A LETTER TO ATHLETES ON THE IMPORTANCE OF TOUGHNESS:
I am glad you have worked to build skills, and skills will serve you well when you are on the floor competing against other talented athletes… but it is not skill alone that separates successful achievers from the mediocre masses.
The greatest divider of players in basketball, or in business, is toughness.
If you were an office manager, it would be nice to have people with terrific skills – but if you had an employee who was very skilled and experienced, but who also whined and complained or was negative or didn’t work hard consistently, that employee would hold back your team’s success.
Skills alone will impress very few people, actually.
Smart leaders and teammates want someone who has the character and discipline and persistence to fight through difficulties and obstacles and unexpected delays and still find a way to get it done.
And resilience is nothing more than saying to yourself in the midst of adversity that “I can handle it… I will figure it out.”
There are very few problems in life that will not crumble under the pressure of your persistence and determination to overcome them. Having skills is important, and is required to excel in any area – but it is not the thing that most impresses me.
What impresses me is toughness and playing hard through adversity
What impresses me is taking responsibility for mistakes instead of making excuses
What impresses me is grit and resilience and perseverance
What impresses me is talking loud and playing hard and encouraging teammates
What impresses me is shaking your fist instead of dropping your chin
The best thing about sports is that they offer opportunities to learn from and overcome adversity… they teach how to play through bad referee calls, and turnovers, and stay focused on what you control
Sports offer lessons on how to handle working with other people, and how to handle the temptation of contentment that comes with a little taste of success.
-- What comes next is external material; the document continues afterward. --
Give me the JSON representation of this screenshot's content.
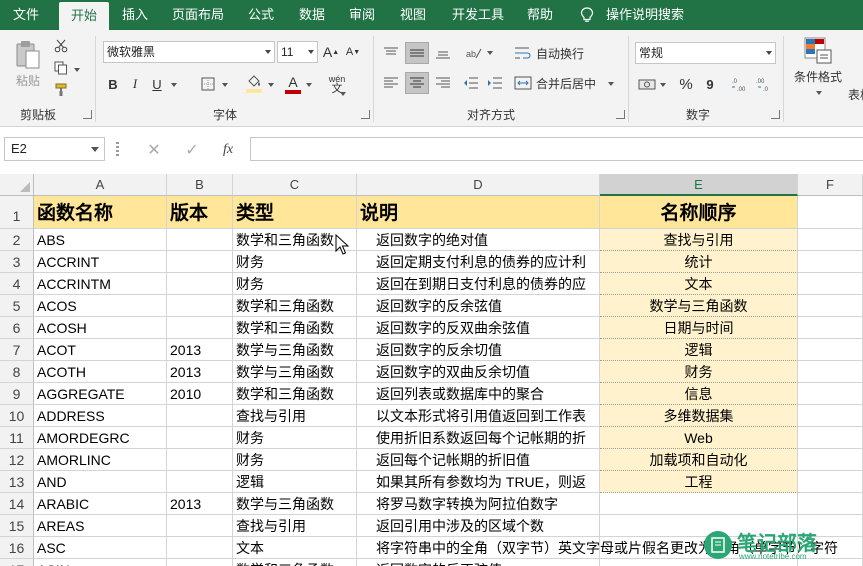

They provide a tremendous collection of lessons for people to develop as leaders and teammates
Athletics also teach us that even if you have dropped your chin in the past, or failed to persevere, or not been proud of how you handle adversity – there is usually another opportunity to change your behavior and learn and improve and shake your fist instead to build a different reputation.
There are many things in sports, as in life, that we cannot control – but we can control our attitudes and our preparation and our responses to adversity and our voices and our efforts and out focus.
It is important to admit when you do something you don’t want to be known for.
But it is even more important that you take advantage of opportunities to act differently.
If you start down a destructive or disappointing path, you can turn around and sprint back in the right direction and change your reputation by changing your behaviors in the middle of adversity.
You control what people say in their cars as they drive home.
If you want to impress them, and me, then choose to be the guy who is tough and takes responsibility and keeps playing hard after missed shots or mistakes and encouraged others to do the same.
You impress people by being coachable and confident and committed to building a reputation of toughness.
In basketball, as in life, you will experience adversity and be faced with problems and situations that your skills and knowledge cannot easily overcome.
Weak-minded people see common obstacles as impossible brick walls, but mental toughness turns those brick walls into mere speed bumps that you CAN overcome.
When there is a brick wall in your path, that is when you need toughness.
That is when LEADERS remind themselves, “I can handle it… I will figure it out.”
And you work hard and grind and scratch and claw and fight and remain tenacious and passionate and get over it or through it or around it.
It will not be skill that gets you further up the path to the top of your mountain.
It will be toughness.
Tough people overcome whatever they encounter. Tough people succeed.
Toughness impresses me.”